The name “Jesus” comes from the Hebrew Yehoshua ( יְהוֹשֻׁעַ) and the Aramaic Yeshua (ישוע) and is translated into Greek as Iesou (Ἰησοῦς). Yeshua means “Yahweh saves, rescues, delivers.” It is no wonder that God chose that name for our Lord and Savior, the Son of God.
“But while he thought about these things, behold, an angel of the Lord appeared to him in a dream, saying, ‘Joseph, son of David, do not be afraid to take to you Mary your wife, for that which is conceived in her is of the Holy Spirit. And she will bring forth a Son, and you shall call His name Jesus, for He will save His people from their sins.” Matthew 1:20-21
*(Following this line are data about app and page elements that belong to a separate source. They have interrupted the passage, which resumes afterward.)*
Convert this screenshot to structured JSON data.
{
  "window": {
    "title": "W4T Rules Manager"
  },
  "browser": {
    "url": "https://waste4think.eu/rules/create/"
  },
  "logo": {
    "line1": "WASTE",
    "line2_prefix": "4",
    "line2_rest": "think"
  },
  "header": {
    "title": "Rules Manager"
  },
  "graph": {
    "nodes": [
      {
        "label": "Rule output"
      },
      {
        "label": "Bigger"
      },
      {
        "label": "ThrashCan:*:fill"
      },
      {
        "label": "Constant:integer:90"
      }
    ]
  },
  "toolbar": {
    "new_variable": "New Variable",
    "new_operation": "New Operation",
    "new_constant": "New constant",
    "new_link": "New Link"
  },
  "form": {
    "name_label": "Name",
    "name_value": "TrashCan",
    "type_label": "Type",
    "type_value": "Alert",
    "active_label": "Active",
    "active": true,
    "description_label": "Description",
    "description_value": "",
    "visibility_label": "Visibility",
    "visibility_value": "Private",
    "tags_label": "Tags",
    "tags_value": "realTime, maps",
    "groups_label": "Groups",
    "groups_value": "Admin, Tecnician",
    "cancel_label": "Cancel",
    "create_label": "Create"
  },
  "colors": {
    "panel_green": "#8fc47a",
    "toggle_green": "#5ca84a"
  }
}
Paul’s very personal relationship with the Lord Jesus Christ led him to lead a much different life than he had planned on living when he began his training at the feet of Gamaliel the Elder in Jerusalem (Acts 22:3). Instead of becoming a leader of the Pharisees, even a member of the ruling Sanhedrin like his teacher Gamaliel (grandson of Hillel the Elder), Paul served Jesus Christ in foreign lands reaching people of all nationalities with the Gospel of the Grace of God.
“From Miletus he sent to Ephesus and called for the elders of the church. And when they had come to him, he said to them: ‘You know, from the first day that I came to Asia, in what manner I always lived among you, serving the Lord with all humility, with many tears and trials which happened to me by the plotting of the Jews; how I kept back nothing that was helpful, but proclaimed it to you, and taught you publicly and from house to house, testifying to Jews, and also to Greeks, repentance toward God and faith toward our Lord Jesus Christ. And see, now I go bound in the spirit to Jerusalem, not knowing the things that will happen to me there, except that the Holy Spirit testifies in every city, saying that chains and tribulations await me. But none of these things move me; nor do I count my life dear to myself, so that I may finish my race with joy, and the ministry which I received from the Lord Jesus, to testify to the gospel of the grace of God.” Acts 20:17-24
While some people would point to what Paul “gave up” to follow the Lord Jesus Christ, Paul viewed it much differently. He saw what he “gained” from being a follower of Jesus.
“For we are the circumcision, who worship God in the Spirit, rejoice in Christ Jesus, and have no confidence in the flesh, though I also might have confidence in the flesh. If anyone else thinks he may have confidence in the flesh, I more so: circumcised the eighth day, of the stock of Israel, of the tribe of Benjamin, a Hebrew of the Hebrews; concerning the law, a Pharisee; concerning zeal, persecuting the church; concerning the righteousness which is in the law, blameless. But what things were gain to me, these I have counted loss for Christ. Yet indeed I also count all things loss for the excellence of the knowledge of Christ Jesus my Lord, for whom I have suffered the loss of all things, and count them as rubbish, that I may gain Christ and be found in Him, not having my own righteousness, which is from the law, but that which is through faith in Christ, the righteousness which is from God by faith; that I may know Him and the power of His resurrection, and the fellowship of His sufferings, being conformed to His death, if, by any means, I may attain to the resurrection from the dead.” Philippians 3:3-11
I share this with you in the hope that we will all have the same attitude as Paul. May we all count earthly things as loss for the excellence of the knowledge of Christ Jesus our Lord. May we count them as rubbish that we may gain Christ and be found in Him, not having our own righteous, but that which is through faith in Christ. May we know “Him” and the “power” of His resurrection. May we know the “fellowship” of His “sufferings,” being conformed to His death. What do we have to look forward to? Resurrection from the dead!
In Christ’s Love and Grace,
“Scripture taken from the New King James Version. Copyright © 1982 by Thomas Nelson, Inc. Used by permission. All rights reserved.”